Looking ahead, the study expects grocers to open more locations through the start of 2017. Additionally, new residential developments continue to draw more residents into the downtown area, with several more proposed to begin construction soon.
“Vacancy rates will begin to drop as demand for retail space in the Columbia retail market grows stronger, further increasing the average asking rental rates in all major retail corridors according to the study by Bryana Mistretta, research coordinator for Colliers.

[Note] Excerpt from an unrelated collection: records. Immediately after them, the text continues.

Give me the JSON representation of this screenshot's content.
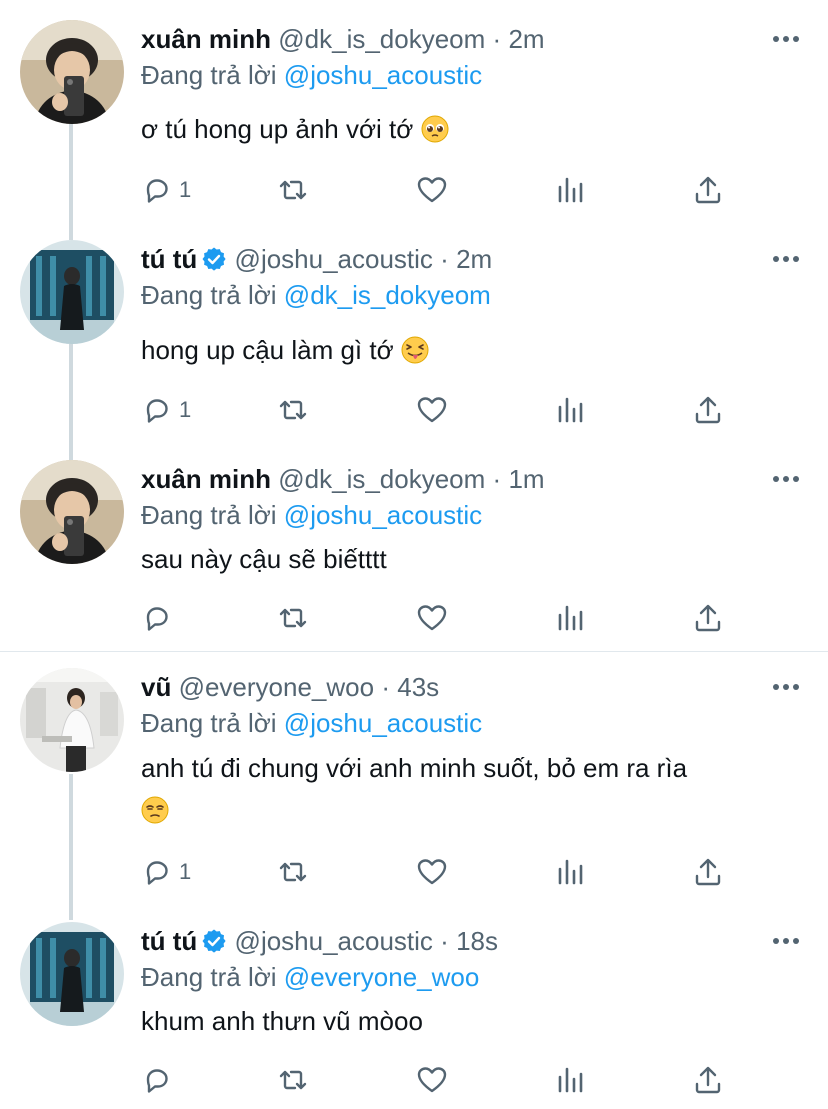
{
  "tweets": [
    {
      "name": "xuân minh",
      "handle": "@dk_is_dokyeom",
      "dot": "·",
      "time": "2m",
      "replying_prefix": "Đang trả lời",
      "replying_to": "@joshu_acoustic",
      "text": "ơ tú hong up ảnh với tớ",
      "emoji": "pleading-face",
      "reply_count": "1",
      "avatar": "xuan-minh"
    },
    {
      "name": "tú tú",
      "handle": "@joshu_acoustic",
      "dot": "·",
      "time": "2m",
      "replying_prefix": "Đang trả lời",
      "replying_to": "@dk_is_dokyeom",
      "text": "hong up cậu làm gì tớ",
      "emoji": "tongue-out-face",
      "reply_count": "1",
      "avatar": "tu-tu",
      "verified": true
    },
    {
      "name": "xuân minh",
      "handle": "@dk_is_dokyeom",
      "dot": "·",
      "time": "1m",
      "replying_prefix": "Đang trả lời",
      "replying_to": "@joshu_acoustic",
      "text": "sau này cậu sẽ biếtttt",
      "reply_count": "",
      "avatar": "xuan-minh"
    },
    {
      "name": "vũ",
      "handle": "@everyone_woo",
      "dot": "·",
      "time": "43s",
      "replying_prefix": "Đang trả lời",
      "replying_to": "@joshu_acoustic",
      "text": "anh tú đi chung với anh minh suốt, bỏ em ra rìa",
      "emoji": "unamused-face",
      "reply_count": "1",
      "avatar": "vu"
    },
    {
      "name": "tú tú",
      "handle": "@joshu_acoustic",
      "dot": "·",
      "time": "18s",
      "replying_prefix": "Đang trả lời",
      "replying_to": "@everyone_woo",
      "text": "khum anh thưn vũ mòoo",
      "reply_count": "",
      "avatar": "tu-tu",
      "verified": true
    }
  ],
  "icons": {
    "reply": "reply-icon",
    "retweet": "retweet-icon",
    "like": "heart-icon",
    "analytics": "analytics-icon",
    "share": "share-icon",
    "more": "more-icon",
    "verified": "verified-badge-icon"
  },
  "colors": {
    "accent": "#1d9bf0",
    "secondary_text": "#536471",
    "primary_text": "#0f1419",
    "thread_line": "#cfd9de"
  }
}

Downtown Columbia has seen a boom in population driven by multifamily development for students and young professionals, the report said. It has added 862 market rate apartment units and 3,522 student beds since August 2015. Altogether, new multifamily and student housing has brought 5,000 new residents into downtown Columbia. Proposed new housing would add another 4,500 residents to the region’s core, the report said.
The vacancy rate for shop space in grocery-anchored shopping centers in downtown Columbia was 4.2% and the average asking rental rate was $23.05 per square foot per year (PSF/YR), triple net (NNN), up 5% since the fourth quarter of 2015.
The report added that the average asking rental rate for shop space in the Columbia market was $14.18 PSF/YR, NNN, at the end of the fourth quarter.
In the Harbison/St. Andrews submarket, which has an inventory of 3.5 million square feet of retail space, the average asking rental rate for shop space was $14.57 PSF/YR, NNN. The vacancy rate at the end of the quarter was 9.1%, down slightly from 9.6% at the start of the year.
Data from the S.C. Department of Revenue showed gross retail sales in the Columbia Metropolitan Statistical Area (MSA) reached $2.3 billion in November, up 13% from November 2015 and 29.2% from the same month in 2014.